=== Begin Enclosure ===

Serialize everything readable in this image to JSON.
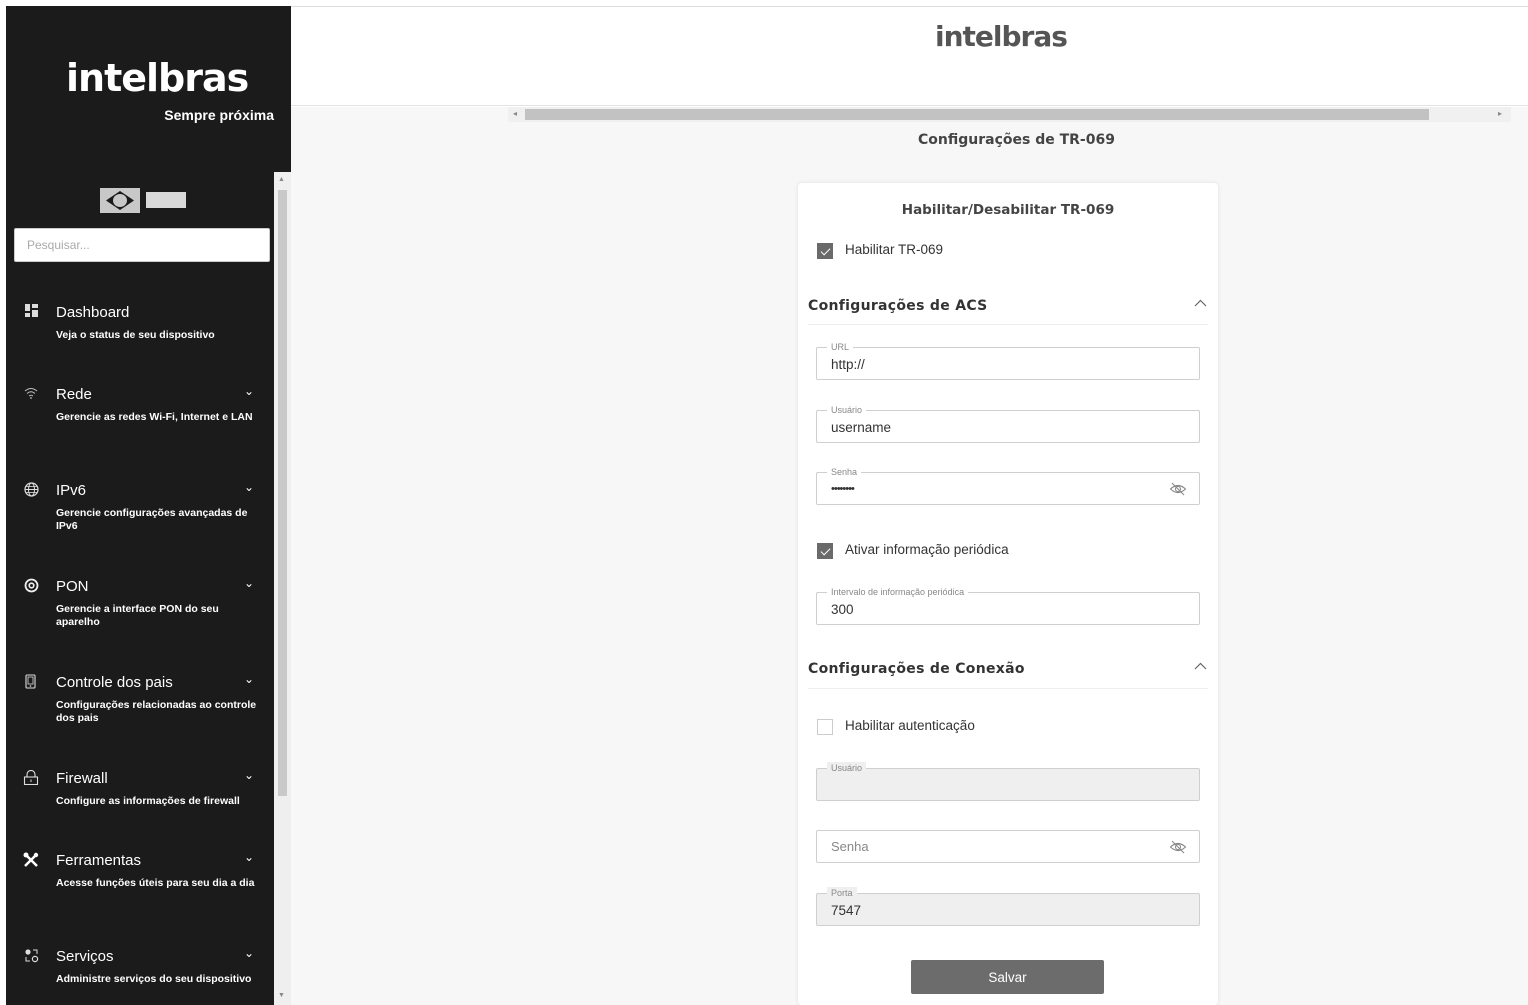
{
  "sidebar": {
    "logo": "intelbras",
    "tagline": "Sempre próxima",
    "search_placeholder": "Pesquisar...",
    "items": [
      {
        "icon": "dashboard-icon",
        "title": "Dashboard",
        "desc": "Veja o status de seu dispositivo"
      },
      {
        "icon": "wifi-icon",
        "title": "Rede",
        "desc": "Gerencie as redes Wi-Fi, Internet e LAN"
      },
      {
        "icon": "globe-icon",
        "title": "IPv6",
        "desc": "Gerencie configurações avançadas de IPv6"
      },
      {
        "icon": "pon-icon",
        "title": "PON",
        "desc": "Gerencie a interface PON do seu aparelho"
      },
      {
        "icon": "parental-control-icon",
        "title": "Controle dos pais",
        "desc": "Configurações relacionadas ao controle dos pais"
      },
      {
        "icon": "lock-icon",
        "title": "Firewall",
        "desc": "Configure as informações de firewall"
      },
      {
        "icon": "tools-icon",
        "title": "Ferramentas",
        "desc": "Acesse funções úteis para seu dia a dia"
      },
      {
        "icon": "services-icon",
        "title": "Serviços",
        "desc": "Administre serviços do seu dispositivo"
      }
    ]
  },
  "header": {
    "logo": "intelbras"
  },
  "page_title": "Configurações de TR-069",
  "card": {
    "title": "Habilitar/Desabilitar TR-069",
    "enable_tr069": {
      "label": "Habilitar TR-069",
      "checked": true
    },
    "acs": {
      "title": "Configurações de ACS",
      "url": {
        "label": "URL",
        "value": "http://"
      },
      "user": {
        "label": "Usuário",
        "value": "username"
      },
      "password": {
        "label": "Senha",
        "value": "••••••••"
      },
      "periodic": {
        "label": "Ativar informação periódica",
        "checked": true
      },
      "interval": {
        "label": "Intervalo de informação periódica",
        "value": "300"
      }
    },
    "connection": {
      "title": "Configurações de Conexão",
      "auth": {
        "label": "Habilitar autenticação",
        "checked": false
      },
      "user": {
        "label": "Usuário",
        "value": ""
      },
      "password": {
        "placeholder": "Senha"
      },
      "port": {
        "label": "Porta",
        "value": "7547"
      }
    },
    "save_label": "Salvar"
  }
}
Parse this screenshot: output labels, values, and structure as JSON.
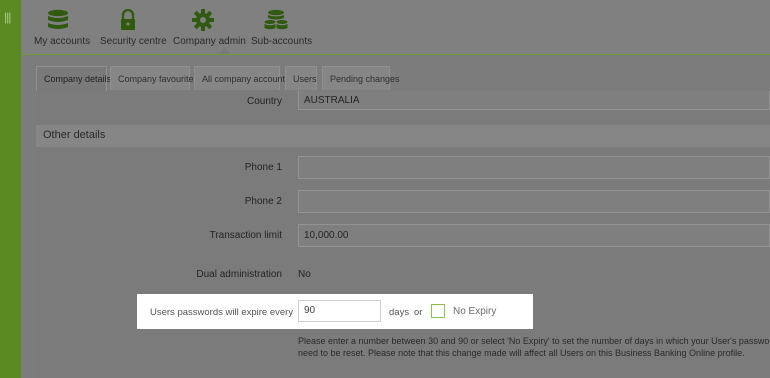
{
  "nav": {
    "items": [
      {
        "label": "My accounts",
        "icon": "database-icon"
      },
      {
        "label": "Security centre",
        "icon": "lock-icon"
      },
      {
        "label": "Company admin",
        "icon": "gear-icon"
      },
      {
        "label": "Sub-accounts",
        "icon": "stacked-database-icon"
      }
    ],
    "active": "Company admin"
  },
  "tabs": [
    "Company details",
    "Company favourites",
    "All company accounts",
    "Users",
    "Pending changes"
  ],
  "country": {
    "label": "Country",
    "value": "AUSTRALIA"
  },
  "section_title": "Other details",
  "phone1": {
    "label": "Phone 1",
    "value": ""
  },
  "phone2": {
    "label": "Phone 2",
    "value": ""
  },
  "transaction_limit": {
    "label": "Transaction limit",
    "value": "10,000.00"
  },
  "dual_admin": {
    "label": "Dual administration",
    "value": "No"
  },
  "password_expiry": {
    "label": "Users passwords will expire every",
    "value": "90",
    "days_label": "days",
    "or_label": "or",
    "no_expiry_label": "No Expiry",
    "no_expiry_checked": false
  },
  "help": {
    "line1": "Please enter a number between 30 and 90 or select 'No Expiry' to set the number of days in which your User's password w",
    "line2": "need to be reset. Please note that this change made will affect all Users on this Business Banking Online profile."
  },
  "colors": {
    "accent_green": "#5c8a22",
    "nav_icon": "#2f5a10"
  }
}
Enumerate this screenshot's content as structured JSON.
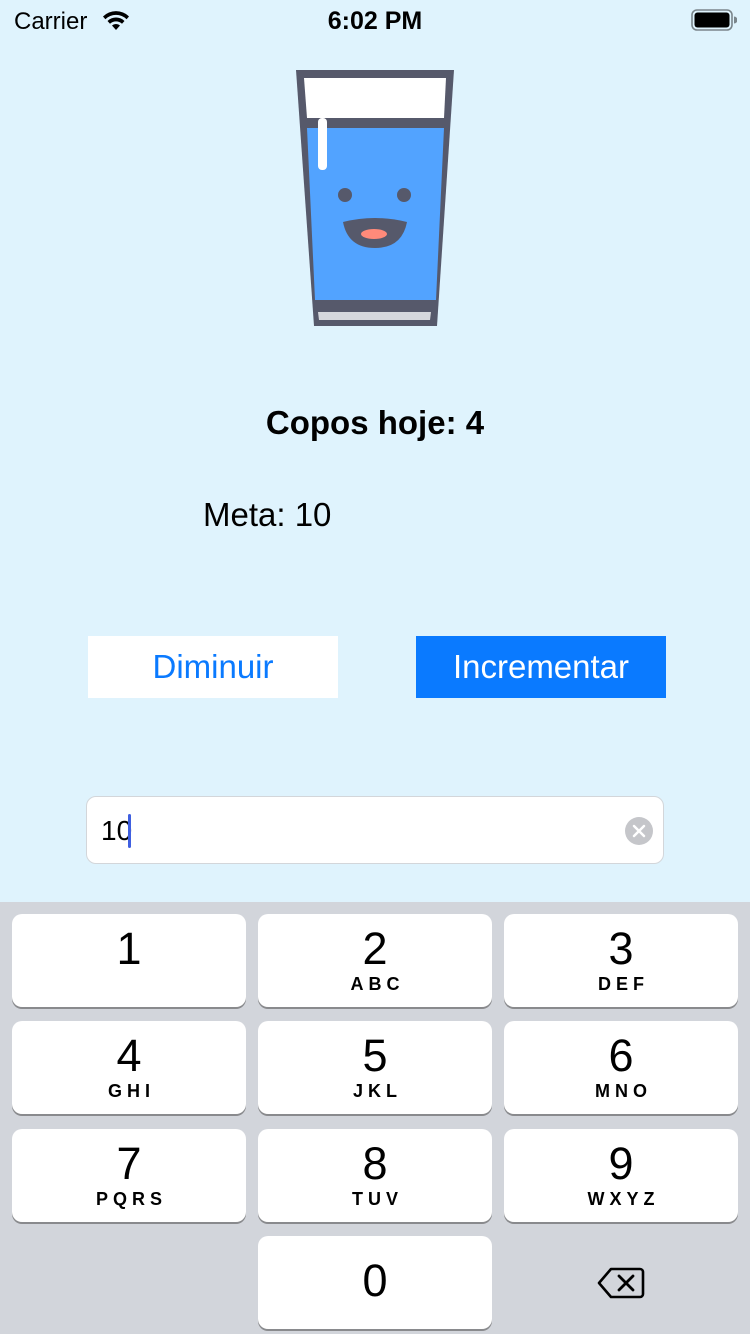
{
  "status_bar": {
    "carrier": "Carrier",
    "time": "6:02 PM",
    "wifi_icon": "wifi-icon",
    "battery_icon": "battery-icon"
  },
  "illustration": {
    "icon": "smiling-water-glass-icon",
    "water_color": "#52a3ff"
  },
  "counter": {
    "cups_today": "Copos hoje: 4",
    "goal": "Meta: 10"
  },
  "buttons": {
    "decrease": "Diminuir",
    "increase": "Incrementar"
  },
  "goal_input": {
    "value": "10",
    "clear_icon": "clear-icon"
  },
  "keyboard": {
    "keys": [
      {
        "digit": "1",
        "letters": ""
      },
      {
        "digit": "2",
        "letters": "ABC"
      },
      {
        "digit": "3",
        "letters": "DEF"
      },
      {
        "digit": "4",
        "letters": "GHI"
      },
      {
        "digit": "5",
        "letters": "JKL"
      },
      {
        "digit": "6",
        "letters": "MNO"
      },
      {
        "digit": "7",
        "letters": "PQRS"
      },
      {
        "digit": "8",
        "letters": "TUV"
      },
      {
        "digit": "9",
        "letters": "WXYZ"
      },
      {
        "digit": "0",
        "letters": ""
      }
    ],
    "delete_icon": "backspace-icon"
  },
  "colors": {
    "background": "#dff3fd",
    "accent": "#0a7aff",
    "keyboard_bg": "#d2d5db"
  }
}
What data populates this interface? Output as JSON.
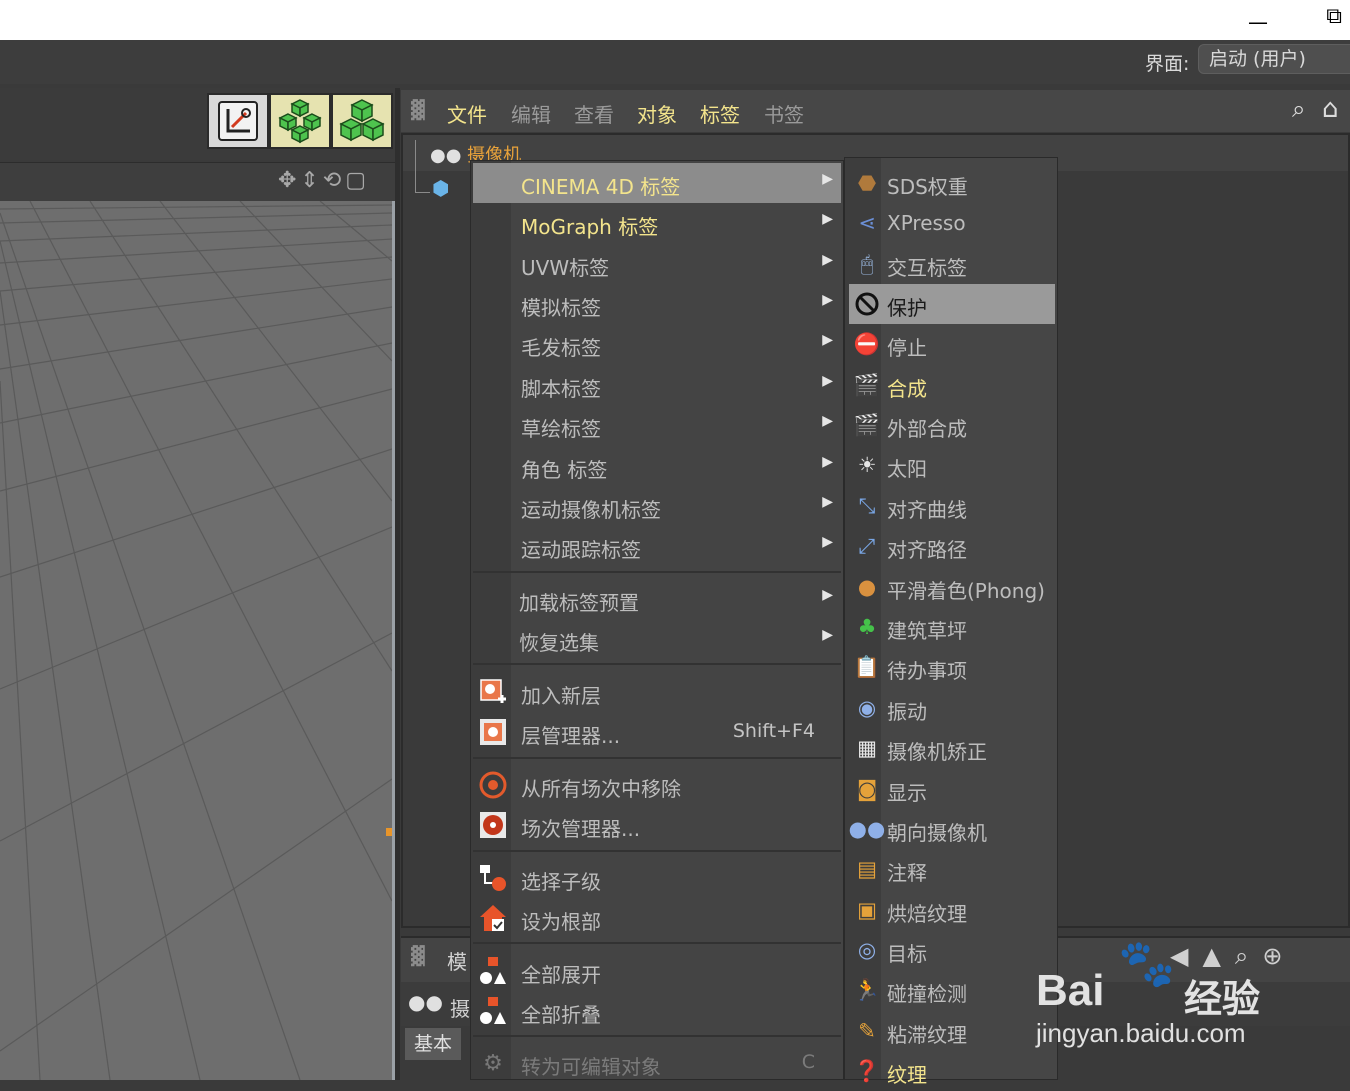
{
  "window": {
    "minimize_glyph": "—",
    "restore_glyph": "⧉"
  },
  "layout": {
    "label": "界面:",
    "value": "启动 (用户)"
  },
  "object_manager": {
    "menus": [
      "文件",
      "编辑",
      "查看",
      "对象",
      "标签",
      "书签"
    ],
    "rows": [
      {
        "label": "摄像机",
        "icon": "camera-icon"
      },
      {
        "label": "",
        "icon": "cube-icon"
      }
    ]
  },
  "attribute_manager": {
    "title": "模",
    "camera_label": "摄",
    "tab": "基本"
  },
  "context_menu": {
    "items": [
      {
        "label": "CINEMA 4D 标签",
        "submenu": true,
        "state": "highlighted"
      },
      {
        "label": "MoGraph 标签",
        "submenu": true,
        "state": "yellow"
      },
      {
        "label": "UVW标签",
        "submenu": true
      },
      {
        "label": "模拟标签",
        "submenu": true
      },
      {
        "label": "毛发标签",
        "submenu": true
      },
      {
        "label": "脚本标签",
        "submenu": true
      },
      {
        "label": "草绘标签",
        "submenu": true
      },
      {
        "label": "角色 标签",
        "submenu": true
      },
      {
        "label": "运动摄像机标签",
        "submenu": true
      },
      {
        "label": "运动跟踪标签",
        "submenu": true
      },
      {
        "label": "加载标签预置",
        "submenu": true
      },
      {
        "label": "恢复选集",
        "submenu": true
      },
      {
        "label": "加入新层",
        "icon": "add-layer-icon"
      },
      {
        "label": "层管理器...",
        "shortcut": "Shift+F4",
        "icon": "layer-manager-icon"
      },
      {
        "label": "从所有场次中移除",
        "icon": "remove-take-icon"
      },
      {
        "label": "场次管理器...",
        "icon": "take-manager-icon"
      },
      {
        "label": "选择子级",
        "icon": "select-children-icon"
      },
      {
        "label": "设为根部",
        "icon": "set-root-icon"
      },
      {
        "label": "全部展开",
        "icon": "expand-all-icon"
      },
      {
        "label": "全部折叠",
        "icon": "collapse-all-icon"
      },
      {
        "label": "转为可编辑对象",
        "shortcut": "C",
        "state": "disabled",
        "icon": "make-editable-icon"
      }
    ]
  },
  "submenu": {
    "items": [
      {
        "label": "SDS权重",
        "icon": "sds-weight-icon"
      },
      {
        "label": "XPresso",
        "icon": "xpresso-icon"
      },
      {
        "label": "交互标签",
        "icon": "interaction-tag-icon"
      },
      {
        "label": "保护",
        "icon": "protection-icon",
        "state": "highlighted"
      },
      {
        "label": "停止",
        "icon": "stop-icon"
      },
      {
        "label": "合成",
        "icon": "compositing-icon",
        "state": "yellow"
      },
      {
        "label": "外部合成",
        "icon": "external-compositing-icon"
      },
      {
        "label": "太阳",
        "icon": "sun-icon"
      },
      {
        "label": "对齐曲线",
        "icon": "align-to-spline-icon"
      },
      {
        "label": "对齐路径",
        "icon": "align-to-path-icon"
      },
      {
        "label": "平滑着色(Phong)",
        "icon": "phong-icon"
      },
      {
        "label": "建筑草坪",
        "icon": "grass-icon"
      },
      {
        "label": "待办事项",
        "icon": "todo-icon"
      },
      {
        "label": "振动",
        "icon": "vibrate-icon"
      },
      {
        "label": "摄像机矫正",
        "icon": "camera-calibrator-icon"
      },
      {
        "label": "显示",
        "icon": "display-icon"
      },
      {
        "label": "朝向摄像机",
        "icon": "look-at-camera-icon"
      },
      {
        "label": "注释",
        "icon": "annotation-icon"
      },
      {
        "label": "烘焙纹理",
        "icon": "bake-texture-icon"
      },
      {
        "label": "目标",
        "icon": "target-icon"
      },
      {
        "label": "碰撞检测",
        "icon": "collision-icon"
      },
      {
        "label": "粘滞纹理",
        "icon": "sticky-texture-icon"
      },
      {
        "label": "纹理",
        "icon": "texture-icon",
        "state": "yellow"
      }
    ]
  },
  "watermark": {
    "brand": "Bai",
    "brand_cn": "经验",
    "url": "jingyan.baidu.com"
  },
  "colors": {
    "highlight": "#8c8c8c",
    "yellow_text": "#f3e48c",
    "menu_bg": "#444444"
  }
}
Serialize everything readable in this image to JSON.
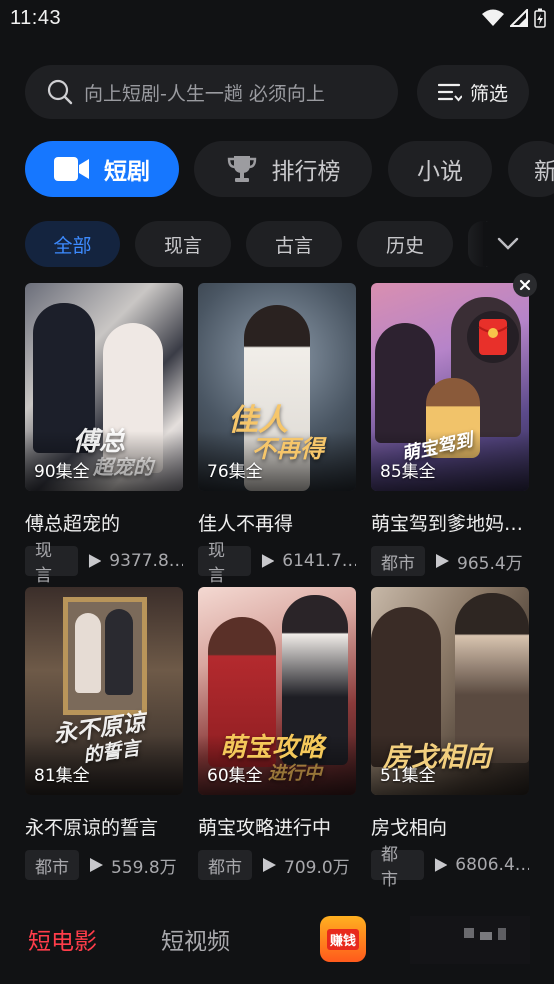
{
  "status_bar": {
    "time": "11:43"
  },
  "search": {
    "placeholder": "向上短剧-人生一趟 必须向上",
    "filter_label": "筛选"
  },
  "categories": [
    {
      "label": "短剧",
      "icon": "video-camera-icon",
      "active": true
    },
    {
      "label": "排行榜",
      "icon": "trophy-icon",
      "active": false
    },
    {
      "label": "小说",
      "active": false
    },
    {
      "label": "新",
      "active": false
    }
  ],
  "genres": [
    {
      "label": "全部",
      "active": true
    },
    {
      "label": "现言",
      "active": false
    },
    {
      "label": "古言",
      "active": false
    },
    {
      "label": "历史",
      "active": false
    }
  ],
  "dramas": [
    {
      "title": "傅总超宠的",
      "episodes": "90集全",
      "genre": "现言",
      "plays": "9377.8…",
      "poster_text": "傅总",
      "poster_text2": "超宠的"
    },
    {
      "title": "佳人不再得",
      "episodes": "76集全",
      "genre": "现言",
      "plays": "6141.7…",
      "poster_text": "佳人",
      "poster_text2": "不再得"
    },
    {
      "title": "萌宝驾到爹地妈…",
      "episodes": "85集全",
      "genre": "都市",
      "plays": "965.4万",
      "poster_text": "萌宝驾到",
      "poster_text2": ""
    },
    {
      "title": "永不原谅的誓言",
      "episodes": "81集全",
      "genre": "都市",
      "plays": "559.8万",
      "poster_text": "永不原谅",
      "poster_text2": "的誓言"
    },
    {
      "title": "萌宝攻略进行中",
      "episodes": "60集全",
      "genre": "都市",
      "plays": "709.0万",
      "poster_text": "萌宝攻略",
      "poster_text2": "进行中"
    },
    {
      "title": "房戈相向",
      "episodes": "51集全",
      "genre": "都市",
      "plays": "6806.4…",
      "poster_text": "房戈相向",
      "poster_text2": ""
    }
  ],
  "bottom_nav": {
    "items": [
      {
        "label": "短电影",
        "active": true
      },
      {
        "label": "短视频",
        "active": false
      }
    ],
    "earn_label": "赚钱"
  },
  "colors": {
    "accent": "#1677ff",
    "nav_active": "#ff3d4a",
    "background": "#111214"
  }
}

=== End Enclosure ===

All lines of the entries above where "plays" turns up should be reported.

* [SOLUTION]:
      "plays": "9377.8…",
      "plays": "6141.7…",
      "plays": "965.4万",
      "plays": "559.8万",
      "plays": "709.0万",
      "plays": "6806.4…",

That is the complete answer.